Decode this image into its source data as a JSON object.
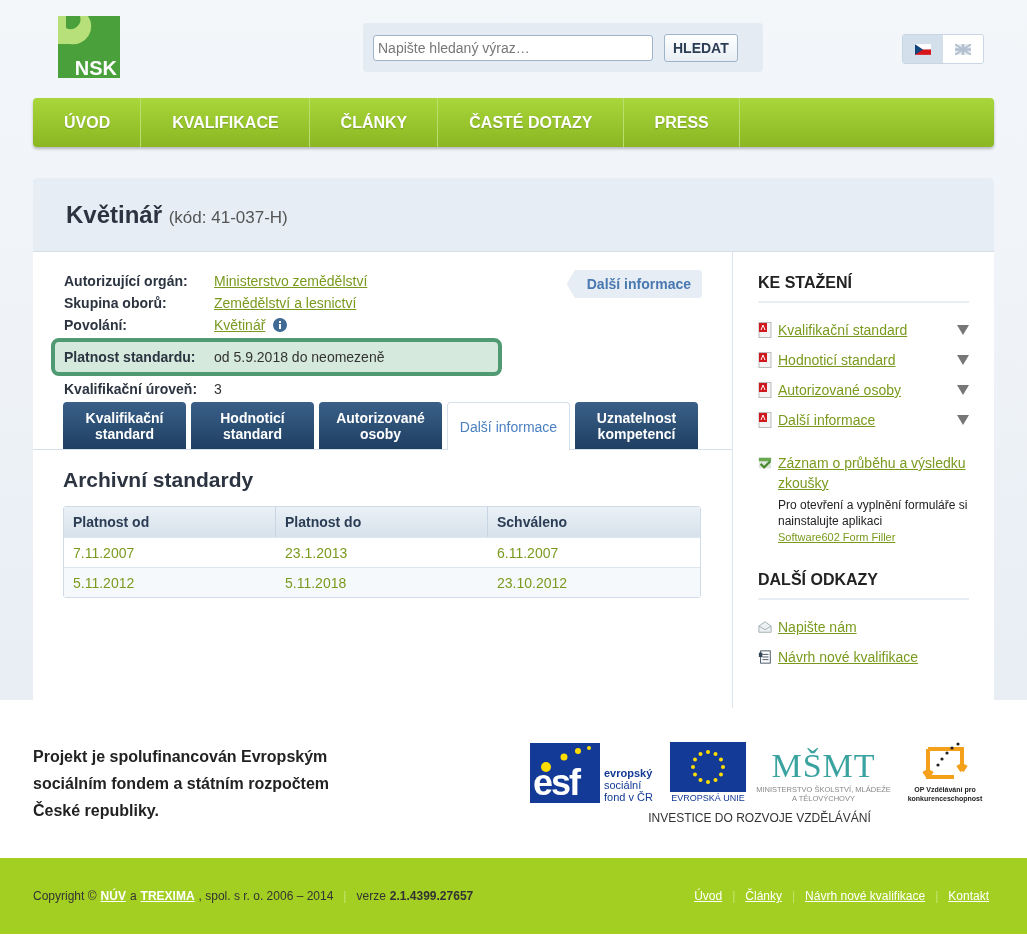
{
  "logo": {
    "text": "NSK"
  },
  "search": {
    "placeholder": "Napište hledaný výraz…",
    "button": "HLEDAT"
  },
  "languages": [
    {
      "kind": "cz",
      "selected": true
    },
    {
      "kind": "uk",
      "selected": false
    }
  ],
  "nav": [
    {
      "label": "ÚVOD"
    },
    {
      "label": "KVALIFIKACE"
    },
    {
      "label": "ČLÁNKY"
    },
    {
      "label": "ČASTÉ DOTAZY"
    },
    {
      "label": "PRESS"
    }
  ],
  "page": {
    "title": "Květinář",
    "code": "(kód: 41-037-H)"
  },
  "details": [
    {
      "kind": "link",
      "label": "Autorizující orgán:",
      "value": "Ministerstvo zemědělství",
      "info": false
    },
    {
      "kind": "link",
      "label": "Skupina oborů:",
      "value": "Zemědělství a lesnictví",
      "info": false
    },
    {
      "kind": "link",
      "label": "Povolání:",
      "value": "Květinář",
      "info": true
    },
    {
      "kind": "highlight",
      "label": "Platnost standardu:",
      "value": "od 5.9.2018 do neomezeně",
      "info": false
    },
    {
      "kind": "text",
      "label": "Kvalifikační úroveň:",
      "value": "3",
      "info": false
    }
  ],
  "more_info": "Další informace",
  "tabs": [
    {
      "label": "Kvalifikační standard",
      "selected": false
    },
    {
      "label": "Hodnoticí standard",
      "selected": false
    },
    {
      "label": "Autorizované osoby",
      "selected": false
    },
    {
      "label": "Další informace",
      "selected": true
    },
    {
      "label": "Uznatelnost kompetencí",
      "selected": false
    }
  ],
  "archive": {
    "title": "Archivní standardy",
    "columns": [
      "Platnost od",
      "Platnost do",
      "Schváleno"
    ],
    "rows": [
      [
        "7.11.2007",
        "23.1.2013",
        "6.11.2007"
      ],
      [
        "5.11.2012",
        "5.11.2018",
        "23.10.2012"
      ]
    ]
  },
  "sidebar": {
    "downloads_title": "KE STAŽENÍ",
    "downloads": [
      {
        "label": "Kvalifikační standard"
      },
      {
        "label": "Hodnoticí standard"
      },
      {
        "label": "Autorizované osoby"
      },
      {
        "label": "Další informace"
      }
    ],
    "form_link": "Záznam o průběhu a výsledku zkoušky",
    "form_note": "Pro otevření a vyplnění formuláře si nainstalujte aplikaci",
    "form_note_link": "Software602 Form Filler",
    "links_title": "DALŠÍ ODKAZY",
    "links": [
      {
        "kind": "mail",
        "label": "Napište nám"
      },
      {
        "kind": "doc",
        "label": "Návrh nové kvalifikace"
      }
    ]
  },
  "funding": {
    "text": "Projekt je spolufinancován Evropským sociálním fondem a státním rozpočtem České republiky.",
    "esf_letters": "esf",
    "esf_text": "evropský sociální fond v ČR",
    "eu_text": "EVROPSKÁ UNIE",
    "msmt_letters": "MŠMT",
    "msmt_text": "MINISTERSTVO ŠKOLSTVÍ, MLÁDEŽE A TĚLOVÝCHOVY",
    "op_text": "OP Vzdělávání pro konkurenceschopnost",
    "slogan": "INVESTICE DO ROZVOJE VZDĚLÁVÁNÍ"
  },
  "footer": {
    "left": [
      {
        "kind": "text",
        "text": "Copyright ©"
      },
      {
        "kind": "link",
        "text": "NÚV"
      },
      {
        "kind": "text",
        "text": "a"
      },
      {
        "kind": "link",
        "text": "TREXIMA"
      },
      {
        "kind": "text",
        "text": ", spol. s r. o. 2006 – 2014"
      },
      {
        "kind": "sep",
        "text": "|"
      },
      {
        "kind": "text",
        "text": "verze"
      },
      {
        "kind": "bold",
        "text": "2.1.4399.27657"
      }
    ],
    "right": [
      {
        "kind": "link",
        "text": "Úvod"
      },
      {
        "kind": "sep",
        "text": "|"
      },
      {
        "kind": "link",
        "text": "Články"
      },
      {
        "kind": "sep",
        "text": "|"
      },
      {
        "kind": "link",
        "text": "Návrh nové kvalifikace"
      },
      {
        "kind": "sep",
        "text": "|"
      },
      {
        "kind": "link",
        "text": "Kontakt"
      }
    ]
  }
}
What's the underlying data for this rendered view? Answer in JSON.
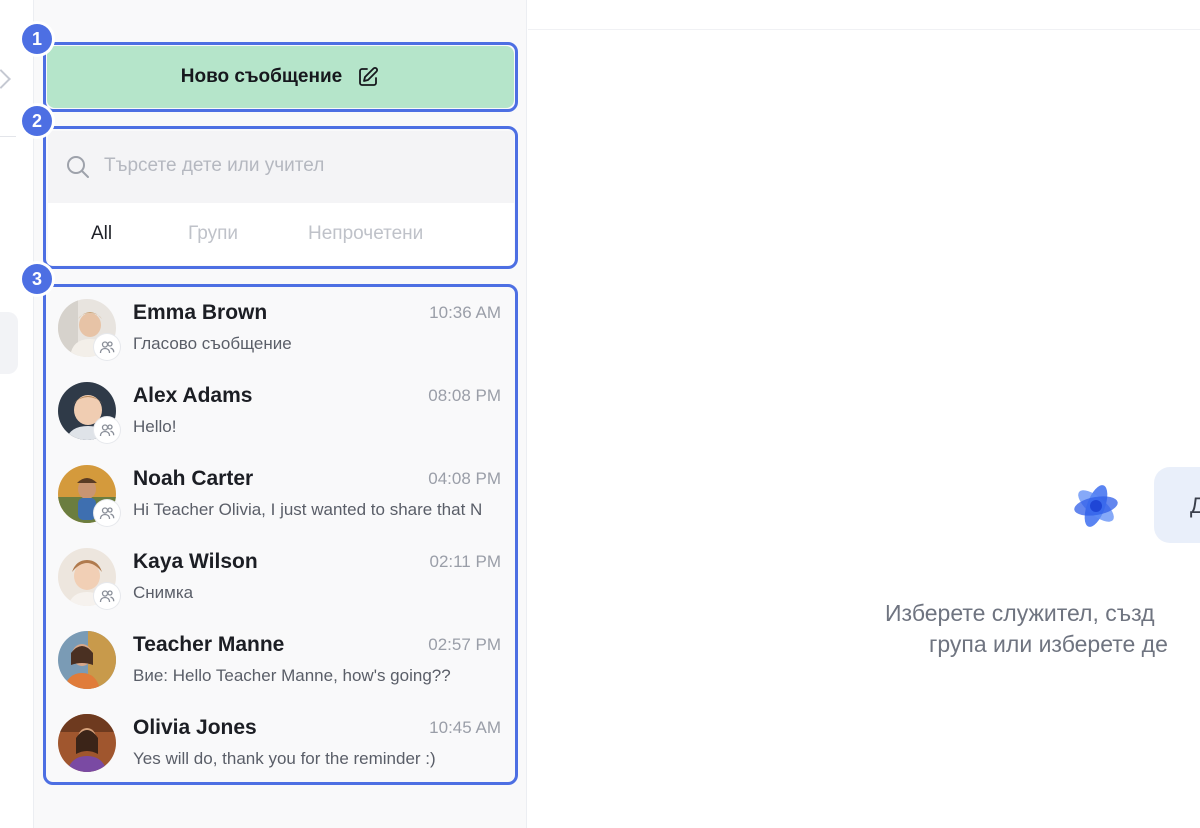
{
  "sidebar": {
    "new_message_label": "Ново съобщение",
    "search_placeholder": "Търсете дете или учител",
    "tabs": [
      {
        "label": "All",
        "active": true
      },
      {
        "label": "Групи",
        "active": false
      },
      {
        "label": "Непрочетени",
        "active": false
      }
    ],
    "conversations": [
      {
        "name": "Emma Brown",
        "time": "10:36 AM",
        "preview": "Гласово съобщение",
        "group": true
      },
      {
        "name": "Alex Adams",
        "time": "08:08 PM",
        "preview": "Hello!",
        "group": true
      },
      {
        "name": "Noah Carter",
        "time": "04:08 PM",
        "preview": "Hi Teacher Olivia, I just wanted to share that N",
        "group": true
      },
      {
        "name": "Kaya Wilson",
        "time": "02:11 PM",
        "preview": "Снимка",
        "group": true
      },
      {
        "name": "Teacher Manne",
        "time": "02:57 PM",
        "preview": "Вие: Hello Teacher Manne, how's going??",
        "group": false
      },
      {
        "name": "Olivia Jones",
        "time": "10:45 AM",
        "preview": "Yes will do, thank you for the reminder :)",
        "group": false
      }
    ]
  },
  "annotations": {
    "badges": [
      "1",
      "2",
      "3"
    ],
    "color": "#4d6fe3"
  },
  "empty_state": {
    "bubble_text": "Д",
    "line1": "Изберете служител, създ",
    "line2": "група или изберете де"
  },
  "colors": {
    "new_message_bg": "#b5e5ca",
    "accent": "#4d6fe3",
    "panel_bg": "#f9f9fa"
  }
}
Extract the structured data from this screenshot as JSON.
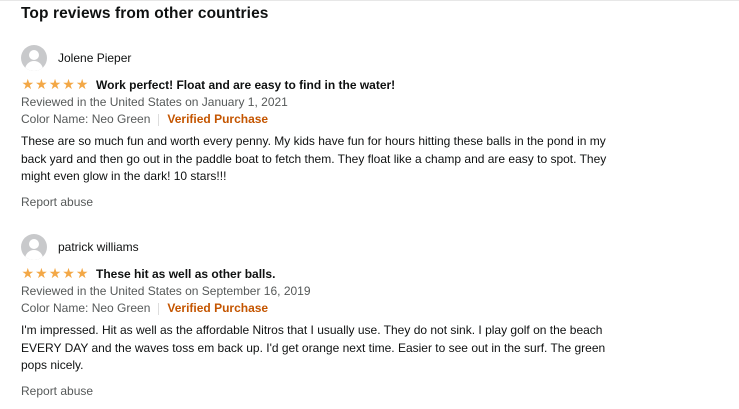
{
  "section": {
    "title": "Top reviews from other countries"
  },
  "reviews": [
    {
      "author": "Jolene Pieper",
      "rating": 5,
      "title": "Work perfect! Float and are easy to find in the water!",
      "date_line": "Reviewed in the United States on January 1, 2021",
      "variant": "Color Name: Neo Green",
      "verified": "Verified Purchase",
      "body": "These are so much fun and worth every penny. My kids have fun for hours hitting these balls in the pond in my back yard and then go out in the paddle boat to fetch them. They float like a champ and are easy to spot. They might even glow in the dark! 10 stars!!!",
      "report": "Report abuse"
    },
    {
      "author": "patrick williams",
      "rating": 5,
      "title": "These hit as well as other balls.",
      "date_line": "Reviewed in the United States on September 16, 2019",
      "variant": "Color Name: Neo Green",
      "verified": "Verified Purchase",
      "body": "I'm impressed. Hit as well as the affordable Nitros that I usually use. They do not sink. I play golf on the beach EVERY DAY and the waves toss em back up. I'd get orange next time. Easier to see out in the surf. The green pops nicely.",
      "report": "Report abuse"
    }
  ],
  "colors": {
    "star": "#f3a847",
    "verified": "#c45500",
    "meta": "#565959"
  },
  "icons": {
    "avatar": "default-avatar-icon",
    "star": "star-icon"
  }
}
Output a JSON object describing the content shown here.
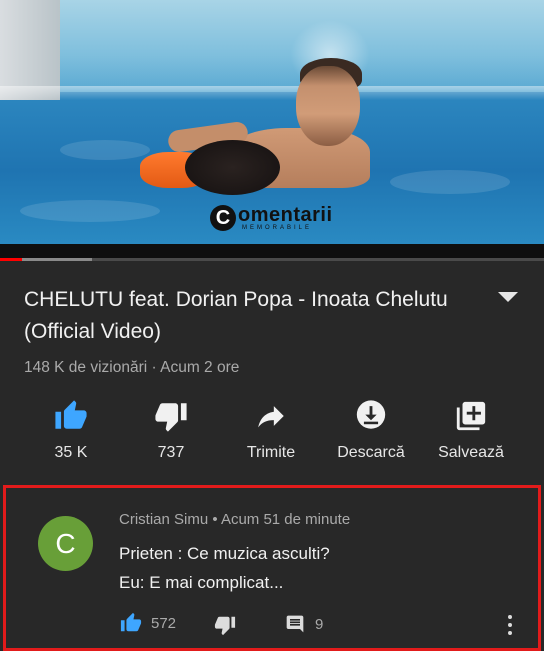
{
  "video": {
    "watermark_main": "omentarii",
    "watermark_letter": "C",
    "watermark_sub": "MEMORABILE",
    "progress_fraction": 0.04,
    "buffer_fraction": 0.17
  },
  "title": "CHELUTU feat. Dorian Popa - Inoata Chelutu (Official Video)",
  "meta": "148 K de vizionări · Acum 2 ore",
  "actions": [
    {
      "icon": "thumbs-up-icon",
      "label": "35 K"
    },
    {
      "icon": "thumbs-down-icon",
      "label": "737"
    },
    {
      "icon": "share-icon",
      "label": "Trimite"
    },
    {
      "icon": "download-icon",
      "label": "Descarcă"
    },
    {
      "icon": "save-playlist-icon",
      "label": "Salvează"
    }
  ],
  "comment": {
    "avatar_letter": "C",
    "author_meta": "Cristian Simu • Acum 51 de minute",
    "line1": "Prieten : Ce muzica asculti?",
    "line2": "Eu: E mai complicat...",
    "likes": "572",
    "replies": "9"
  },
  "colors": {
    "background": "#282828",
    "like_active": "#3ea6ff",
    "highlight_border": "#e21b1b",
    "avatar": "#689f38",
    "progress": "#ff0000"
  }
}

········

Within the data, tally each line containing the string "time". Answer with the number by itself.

FINISHED EXERCISE: 7